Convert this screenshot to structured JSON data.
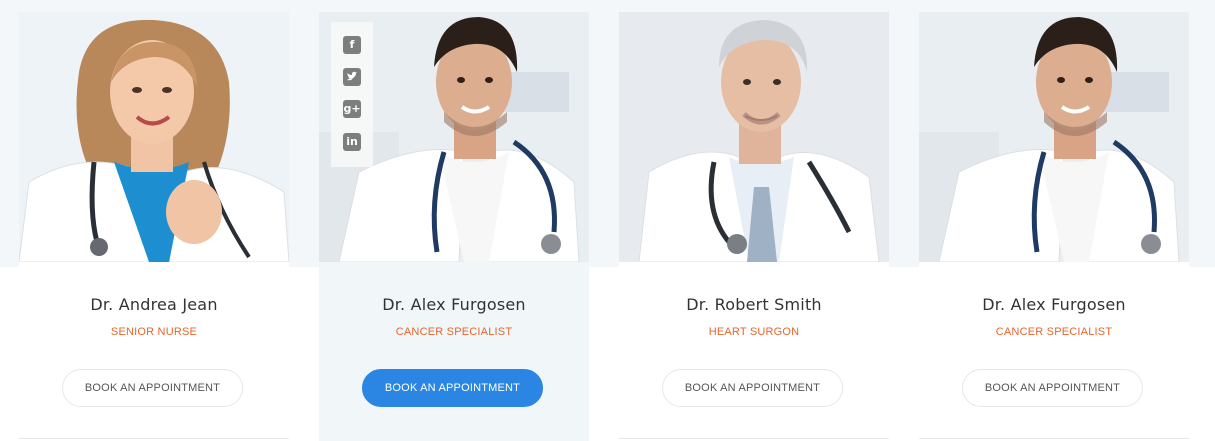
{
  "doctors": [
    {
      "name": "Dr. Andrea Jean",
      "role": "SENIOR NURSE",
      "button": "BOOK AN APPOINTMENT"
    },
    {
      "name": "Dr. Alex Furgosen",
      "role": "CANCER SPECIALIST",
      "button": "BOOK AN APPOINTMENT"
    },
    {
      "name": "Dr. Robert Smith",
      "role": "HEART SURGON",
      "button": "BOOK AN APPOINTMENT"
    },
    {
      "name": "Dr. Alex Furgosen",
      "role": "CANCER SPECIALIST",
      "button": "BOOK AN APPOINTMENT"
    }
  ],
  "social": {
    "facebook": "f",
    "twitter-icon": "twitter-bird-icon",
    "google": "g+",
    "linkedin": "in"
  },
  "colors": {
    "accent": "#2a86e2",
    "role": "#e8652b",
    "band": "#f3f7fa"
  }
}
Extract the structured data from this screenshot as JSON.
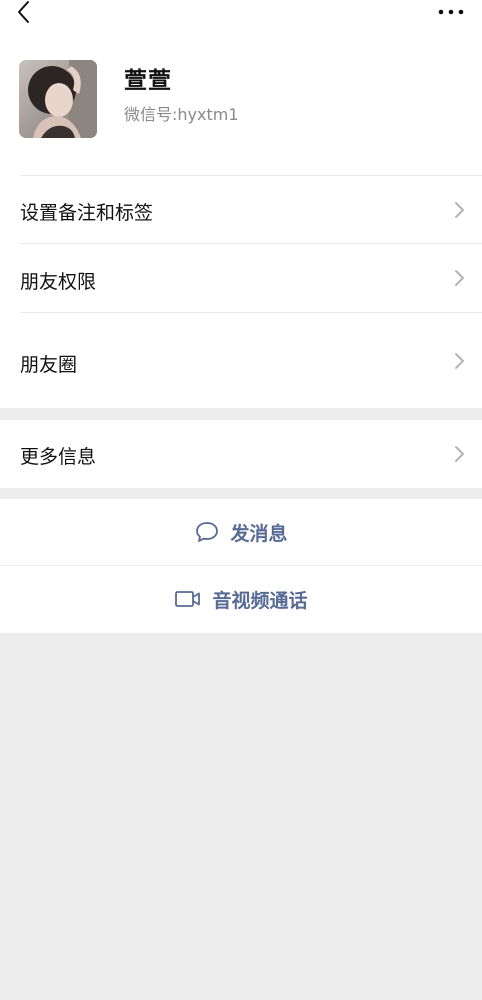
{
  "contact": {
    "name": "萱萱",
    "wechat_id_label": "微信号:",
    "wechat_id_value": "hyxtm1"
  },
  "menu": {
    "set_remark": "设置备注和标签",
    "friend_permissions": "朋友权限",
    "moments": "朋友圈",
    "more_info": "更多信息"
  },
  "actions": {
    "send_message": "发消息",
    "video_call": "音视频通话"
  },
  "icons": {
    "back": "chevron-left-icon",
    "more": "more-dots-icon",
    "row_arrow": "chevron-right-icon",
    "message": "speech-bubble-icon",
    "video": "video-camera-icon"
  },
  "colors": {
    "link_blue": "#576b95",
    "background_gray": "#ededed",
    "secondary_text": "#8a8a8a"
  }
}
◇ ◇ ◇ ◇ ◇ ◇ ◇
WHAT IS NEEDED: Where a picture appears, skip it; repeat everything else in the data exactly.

REPLY TO THE TASK:
Convert this screenshot to structured JSON data.
{
  "doctors": [
    {
      "name": "Dr. Andrea Jean",
      "role": "SENIOR NURSE",
      "button": "BOOK AN APPOINTMENT"
    },
    {
      "name": "Dr. Alex Furgosen",
      "role": "CANCER SPECIALIST",
      "button": "BOOK AN APPOINTMENT"
    },
    {
      "name": "Dr. Robert Smith",
      "role": "HEART SURGON",
      "button": "BOOK AN APPOINTMENT"
    },
    {
      "name": "Dr. Alex Furgosen",
      "role": "CANCER SPECIALIST",
      "button": "BOOK AN APPOINTMENT"
    }
  ],
  "social": {
    "facebook": "f",
    "twitter-icon": "twitter-bird-icon",
    "google": "g+",
    "linkedin": "in"
  },
  "colors": {
    "accent": "#2a86e2",
    "role": "#e8652b",
    "band": "#f3f7fa"
  }
}
Extract the structured data from this screenshot as JSON.
{
  "contact": {
    "name": "萱萱",
    "wechat_id_label": "微信号:",
    "wechat_id_value": "hyxtm1"
  },
  "menu": {
    "set_remark": "设置备注和标签",
    "friend_permissions": "朋友权限",
    "moments": "朋友圈",
    "more_info": "更多信息"
  },
  "actions": {
    "send_message": "发消息",
    "video_call": "音视频通话"
  },
  "icons": {
    "back": "chevron-left-icon",
    "more": "more-dots-icon",
    "row_arrow": "chevron-right-icon",
    "message": "speech-bubble-icon",
    "video": "video-camera-icon"
  },
  "colors": {
    "link_blue": "#576b95",
    "background_gray": "#ededed",
    "secondary_text": "#8a8a8a"
  }
}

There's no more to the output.